--- Recorded information ---

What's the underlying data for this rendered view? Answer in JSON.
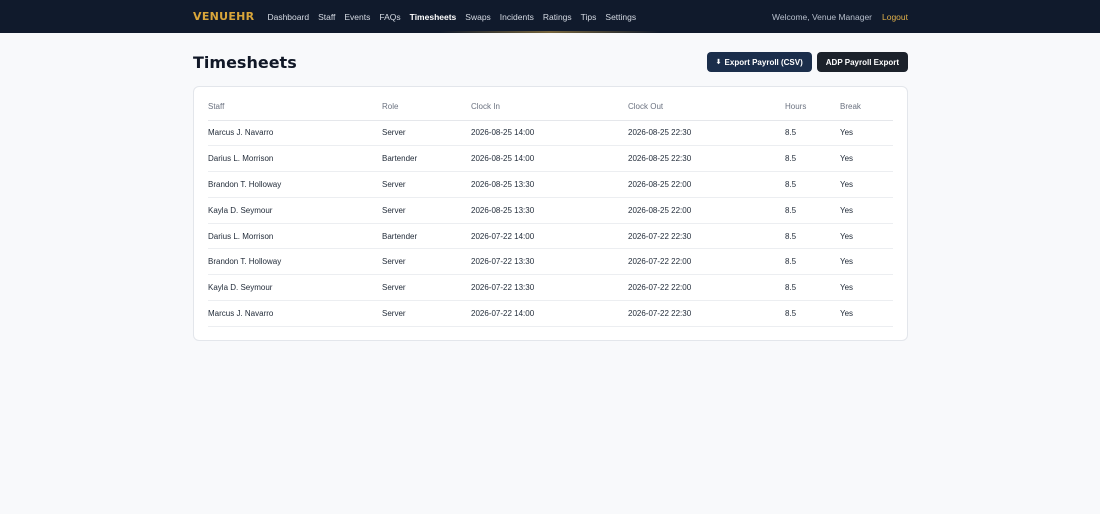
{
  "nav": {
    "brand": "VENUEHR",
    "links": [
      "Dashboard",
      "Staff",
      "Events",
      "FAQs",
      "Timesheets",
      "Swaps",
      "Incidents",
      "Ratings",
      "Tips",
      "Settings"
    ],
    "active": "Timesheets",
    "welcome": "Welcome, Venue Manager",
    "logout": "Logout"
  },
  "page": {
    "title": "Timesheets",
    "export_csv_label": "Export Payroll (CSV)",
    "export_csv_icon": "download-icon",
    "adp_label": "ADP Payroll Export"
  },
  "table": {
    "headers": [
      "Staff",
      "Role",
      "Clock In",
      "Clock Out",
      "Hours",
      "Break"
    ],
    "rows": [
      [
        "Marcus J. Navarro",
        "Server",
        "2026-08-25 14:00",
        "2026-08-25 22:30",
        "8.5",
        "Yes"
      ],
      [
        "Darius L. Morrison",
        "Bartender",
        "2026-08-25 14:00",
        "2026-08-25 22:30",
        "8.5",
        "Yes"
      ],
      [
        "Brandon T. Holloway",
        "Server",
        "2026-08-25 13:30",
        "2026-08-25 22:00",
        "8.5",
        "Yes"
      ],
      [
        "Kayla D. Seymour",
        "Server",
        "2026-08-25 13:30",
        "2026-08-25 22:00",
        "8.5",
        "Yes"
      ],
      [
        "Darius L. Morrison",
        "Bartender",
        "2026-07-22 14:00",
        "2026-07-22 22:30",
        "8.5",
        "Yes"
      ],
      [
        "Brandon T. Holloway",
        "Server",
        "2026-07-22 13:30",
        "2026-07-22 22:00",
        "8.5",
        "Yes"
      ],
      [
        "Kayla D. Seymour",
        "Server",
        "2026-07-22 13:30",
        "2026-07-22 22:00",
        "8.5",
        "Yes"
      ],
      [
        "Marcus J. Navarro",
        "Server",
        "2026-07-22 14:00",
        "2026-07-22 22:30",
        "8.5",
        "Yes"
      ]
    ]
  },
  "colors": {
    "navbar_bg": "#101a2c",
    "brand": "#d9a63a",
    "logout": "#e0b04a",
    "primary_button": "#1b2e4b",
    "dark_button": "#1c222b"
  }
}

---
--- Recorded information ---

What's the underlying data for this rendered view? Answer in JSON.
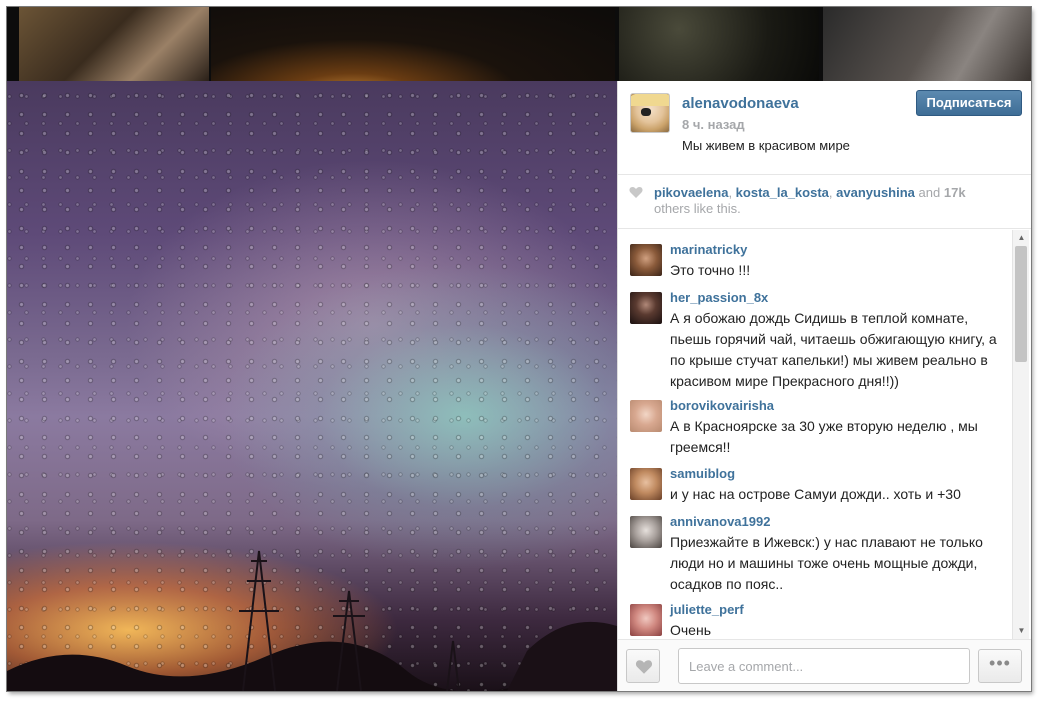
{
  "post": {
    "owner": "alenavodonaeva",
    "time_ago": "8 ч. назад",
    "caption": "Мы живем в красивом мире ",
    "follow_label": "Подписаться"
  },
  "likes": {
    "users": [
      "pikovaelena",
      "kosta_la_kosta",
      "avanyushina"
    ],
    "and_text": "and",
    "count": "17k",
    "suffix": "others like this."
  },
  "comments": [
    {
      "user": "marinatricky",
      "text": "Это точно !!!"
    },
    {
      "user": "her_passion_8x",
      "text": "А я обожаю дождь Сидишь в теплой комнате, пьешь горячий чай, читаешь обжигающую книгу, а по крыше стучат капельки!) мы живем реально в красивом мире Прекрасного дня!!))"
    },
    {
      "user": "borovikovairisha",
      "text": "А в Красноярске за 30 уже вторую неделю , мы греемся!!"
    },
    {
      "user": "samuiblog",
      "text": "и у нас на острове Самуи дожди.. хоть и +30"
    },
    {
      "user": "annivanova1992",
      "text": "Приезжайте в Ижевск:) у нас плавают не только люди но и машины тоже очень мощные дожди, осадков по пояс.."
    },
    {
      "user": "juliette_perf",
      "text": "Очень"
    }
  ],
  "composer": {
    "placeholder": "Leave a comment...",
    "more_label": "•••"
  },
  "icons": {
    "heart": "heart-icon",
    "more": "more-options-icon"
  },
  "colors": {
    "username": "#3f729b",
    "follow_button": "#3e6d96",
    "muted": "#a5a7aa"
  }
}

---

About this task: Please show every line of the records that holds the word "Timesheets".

Solution to this exercise:
      "Timesheets",
    "active": "Timesheets",
    "title": "Timesheets",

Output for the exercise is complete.